NB: HMRC may also object to the strike-off. HMRC is vigilant to ensure all taxes are paid before any company can be dissolved. In fact, in the rare cases where a company manages to be struck off with debts outstanding, they are more than capable of reinstating the company to ensure they get their full payment.

What Happens to Assets When a Company is Struck Off?

Once a company is dissolved, any company assets pass to the Crown under a law known as ‘bona vacantia.’ The law dealing with this is Section 1012 (1) of the Companies Act 2006.

For this reason, the correct procedures for closing a company should be followed, which means using a member’s voluntary liquidation in the case of a solvent limited company with assets, or creditors’ voluntary liquidation in the case of an insolvent limited company.

Both of these processes must be done with the assistance of a licensed insolvency practitioner.

Our Insights

  1. Seek professional guidance: Our experienced team specialises in helping companies with debt through challenging circumstances.
  2. Review the reasons for the notice: If you need to file missing annual returns or other required documents or take steps to increase the company’s business activity, the
  3.  Keep an open line of communication with Companies House and respond promptly to any correspondence. 
  4. Take action to mitigate potential consequences: Even if your company cannot avoid being struck off, you can take steps to minimise the possible impacts, such as transferring assets to a new company or winding up the business in an orderly manner.

First Gazette Notice for Compulsory Strike-Off FAQ’s

How to stop the First Gazette notice for compulsory strike-off?

The quickest way to stop the notice from escalating is to comply with the aspect of non-compliance that has caused it. This may mean something as simple as bringing statutory accounts up to date

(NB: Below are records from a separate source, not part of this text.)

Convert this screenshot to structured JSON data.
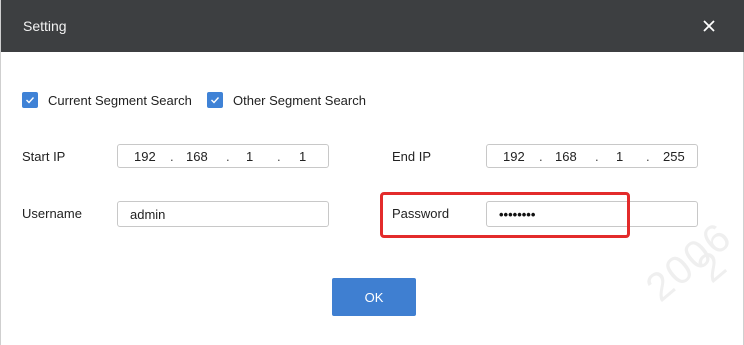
{
  "dialog": {
    "title": "Setting"
  },
  "checkboxes": [
    {
      "label": "Current Segment Search",
      "checked": true
    },
    {
      "label": "Other Segment Search",
      "checked": true
    }
  ],
  "start_ip": {
    "label": "Start IP",
    "octets": [
      "192",
      "168",
      "1",
      "1"
    ]
  },
  "end_ip": {
    "label": "End IP",
    "octets": [
      "192",
      "168",
      "1",
      "255"
    ]
  },
  "username": {
    "label": "Username",
    "value": "admin"
  },
  "password": {
    "label": "Password",
    "value": "••••••••"
  },
  "ok_button": {
    "label": "OK"
  },
  "watermark": {
    "text": "2006",
    "text2": "2"
  },
  "colors": {
    "titlebar": "#3d3f41",
    "checkbox_accent": "#3f82d6",
    "button": "#3f7fd1",
    "highlight": "#e32b2b"
  }
}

From the first Gazette notice, you will have a minimum of three months before any strike-off action is taken.


The primary sources for this article are listed below, including the relevant laws and Acts which provide their legal basis.

You can learn more about our standards for producing accurate, unbiased content in our editorial policy here.

  1. Trusted Source – .GOV – Filing a Confirmation Statement